One of the jewels in the crown of Labour's time in office was the rescue of the National Health Service. As the Commonwealth Fund, the London School of Economics and the Nuffield Foundation have all shown, health reforms as well as additional investment were essential to improved outcomes, especially for poorer patients. Where reform was missing, in Scotland and Wales, the improvement was far slower.
Research by the Financial Times shows a similar picture in schooling, where the gap between best and worst schools, which correlates with a wealth gap, was narrowed in the context of rising performance by schools in general.
Our attacks on the Tories will not work if we are not clear about what we did. We should say loud and clear where we made mistakes, but we should also insist that the list of gains far outstripped the mistakes. After all, even David Cameron said on coming to office that Britain was better in 2010 than 1997.
Our defeat in 2010 was disastrous, Labour's second-worst in 70 years. We hold only 12 seats out of 210 in three southern regions outside London. Since then we have avoided the most obvious mistake of 1951 and 1979, namely disunity.
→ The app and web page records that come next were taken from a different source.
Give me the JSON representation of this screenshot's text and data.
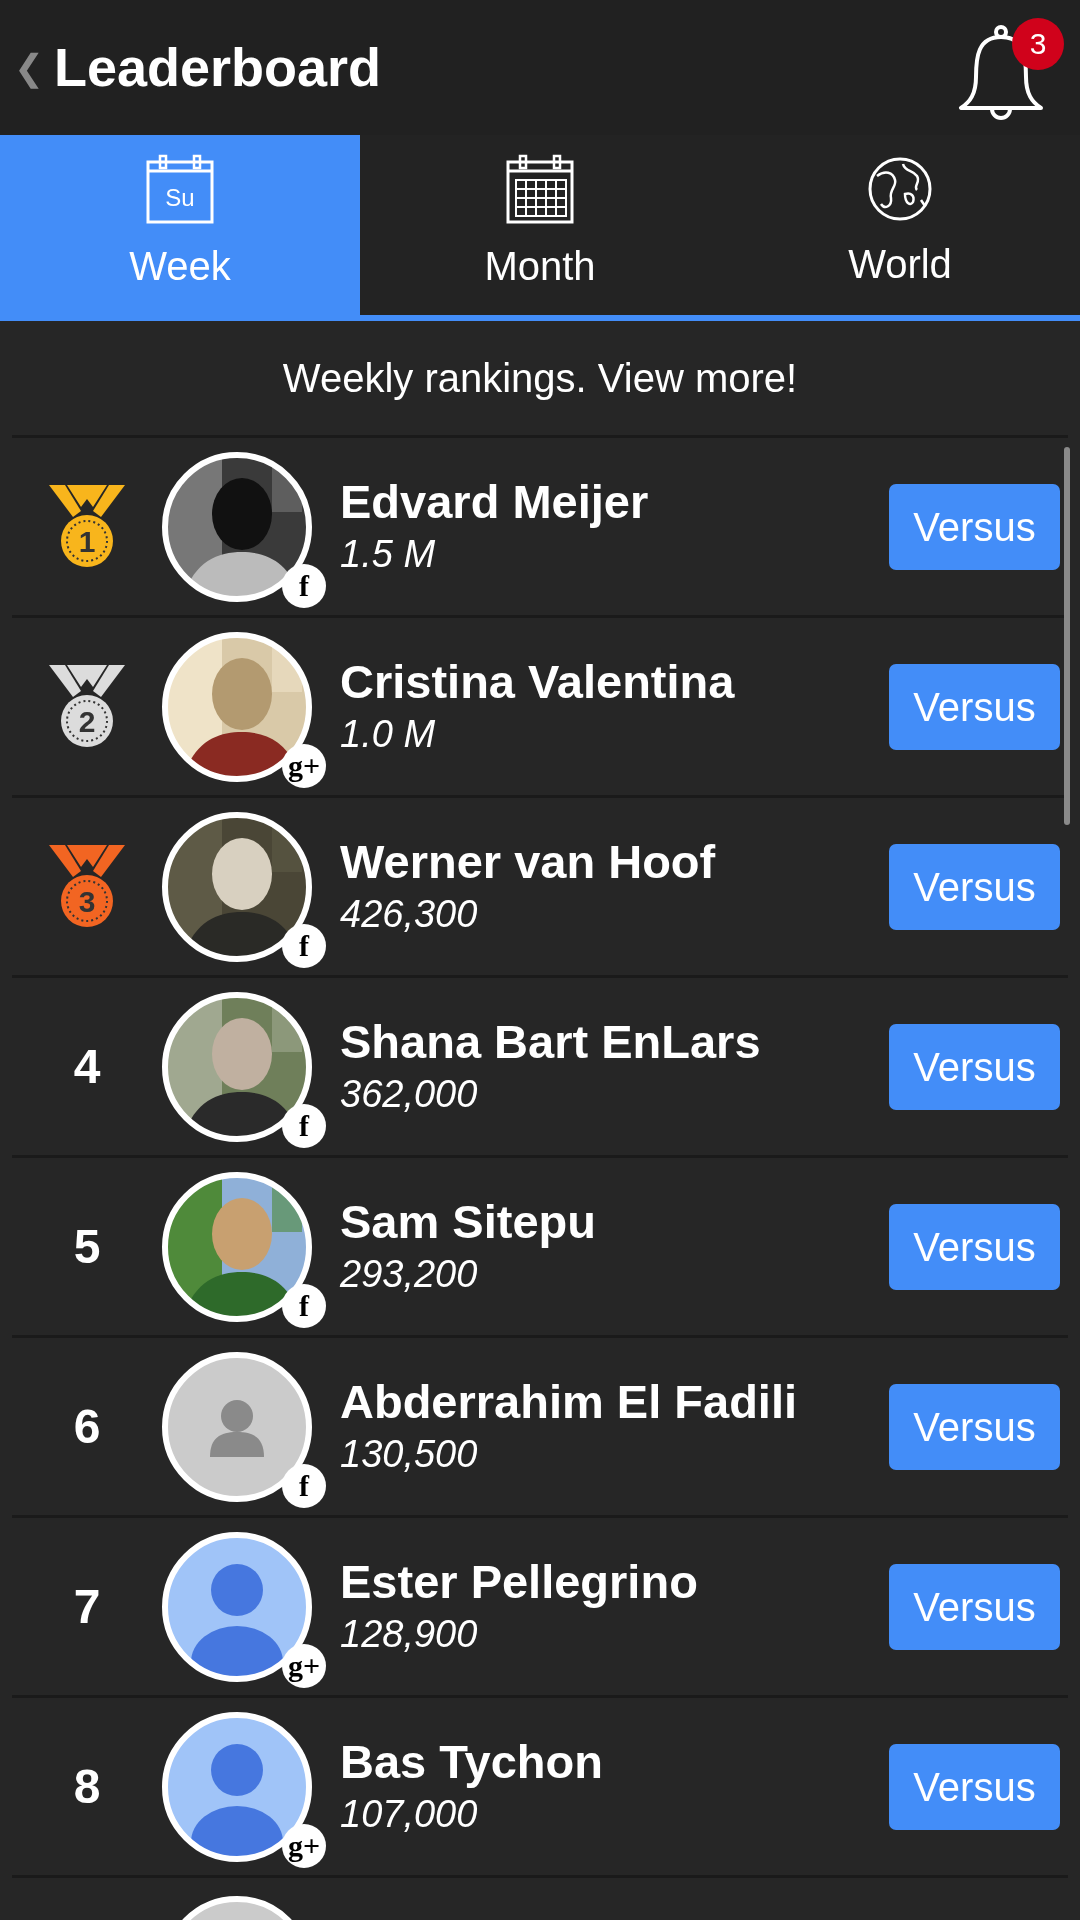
{
  "header": {
    "back": "❮",
    "title": "Leaderboard",
    "notification_count": "3"
  },
  "tabs": [
    {
      "label": "Week",
      "kind": "week",
      "icon_text": "Su",
      "selected": true
    },
    {
      "label": "Month",
      "kind": "month",
      "selected": false
    },
    {
      "label": "World",
      "kind": "globe",
      "selected": false
    }
  ],
  "subtitle": "Weekly rankings. View more!",
  "rows": [
    {
      "rank": "1",
      "kind": "medal",
      "color": "#f8b51c",
      "network": "f",
      "name": "Edvard Meijer",
      "score": "1.5 M",
      "button": "Versus"
    },
    {
      "rank": "2",
      "kind": "medal",
      "color": "#dcdcdc",
      "network": "g+",
      "name": "Cristina Valentina",
      "score": "1.0 M",
      "button": "Versus"
    },
    {
      "rank": "3",
      "kind": "medal",
      "color": "#f26522",
      "network": "f",
      "name": "Werner van Hoof",
      "score": "426,300",
      "button": "Versus"
    },
    {
      "rank": "4",
      "kind": "number",
      "network": "f",
      "name": "Shana Bart EnLars",
      "score": "362,000",
      "button": "Versus"
    },
    {
      "rank": "5",
      "kind": "number",
      "network": "f",
      "name": "Sam Sitepu",
      "score": "293,200",
      "button": "Versus"
    },
    {
      "rank": "6",
      "kind": "number",
      "avatar": {
        "kind": "silhouette"
      },
      "network": "f",
      "name": "Abderrahim El Fadili",
      "score": "130,500",
      "button": "Versus"
    },
    {
      "rank": "7",
      "kind": "number",
      "avatar": {
        "kind": "blue-person"
      },
      "network": "g+",
      "name": "Ester Pellegrino",
      "score": "128,900",
      "button": "Versus"
    },
    {
      "rank": "8",
      "kind": "number",
      "avatar": {
        "kind": "blue-person"
      },
      "network": "g+",
      "name": "Bas Tychon",
      "score": "107,000",
      "button": "Versus"
    },
    {
      "avatar": {
        "kind": "silhouette"
      }
    }
  ]
}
That is very true, and strongly to Ed's credit and that of the wider party.
Yet we have a lot to be concerned about, from the Tories' financial advantage and the boundary review to the sociology of our representation at Westminster so that, for example, the professions are under-represented in the Parliamentary Labour Party, the threat of Scottish independence and, above all, the profound damage to our hard-won economic reputation following the economic crisis and the successful demonisation of our record.
After these challenges, it is a massive risk to say that there isn't much to worry about in our approach - and in fact, that history is coming in our direction. But the Reassurance tendency insists that anyone who disagrees has abandoned principle for power. It does so out of fatalism about our ability to persuade people of the correct course.
Roy says that the trouble started when our defeat in 1992 was taken to mean - wrongly, in his view - that people wouldn't vote for an "overtly social democratic policy platform". Not only does Roy argue that Labour made mistakes after 1994, he says that principle was deliberately abandoned for reasons of electoral expediency.
Yet the argument after 1994 - starting with the rewriting of Clause Four - was exactly the opposite of this. The whole revisionist argument throughout Labour history is that to impale ourselves on the choice of principle and power is logically as well as politically disastrous. And the real lesson of 1992 was that we couldn't rely on an unpopular government to lose an election and gift us victory.
After 1994, we did not say that it was a great pity we had to compromise our principles to meet the electorate halfway; we said that it was vital to reform the statement of our principles to reflect what we believed. The same was true in a range of policy areas, including health, education and crime. We changed our policy better to fulfil our values, not abandon them.
That is what we have to do again - not because we have changed but because the world has changed. Rethinking, not reassuring.
Principle without power is the stuff of a debating society, not a political party. However, power without principle is a violation of our most basic purpose. So let's not pretend that the party is divided between the virtuous and the impure.
The problem with the definition of social democratic politics by the Reassurance Labour tendency is not just that it reduces our chances of election, but rather that its vision is too narrow, its mechanisms too one-dimensional, and its effectiveness too limited. The debate is not whether one side is unprincipled; instead, it is who is right.
David Miliband is the MP for South Shields. He was environment secretary (2006-2007) and foreign secretary (2007-2010)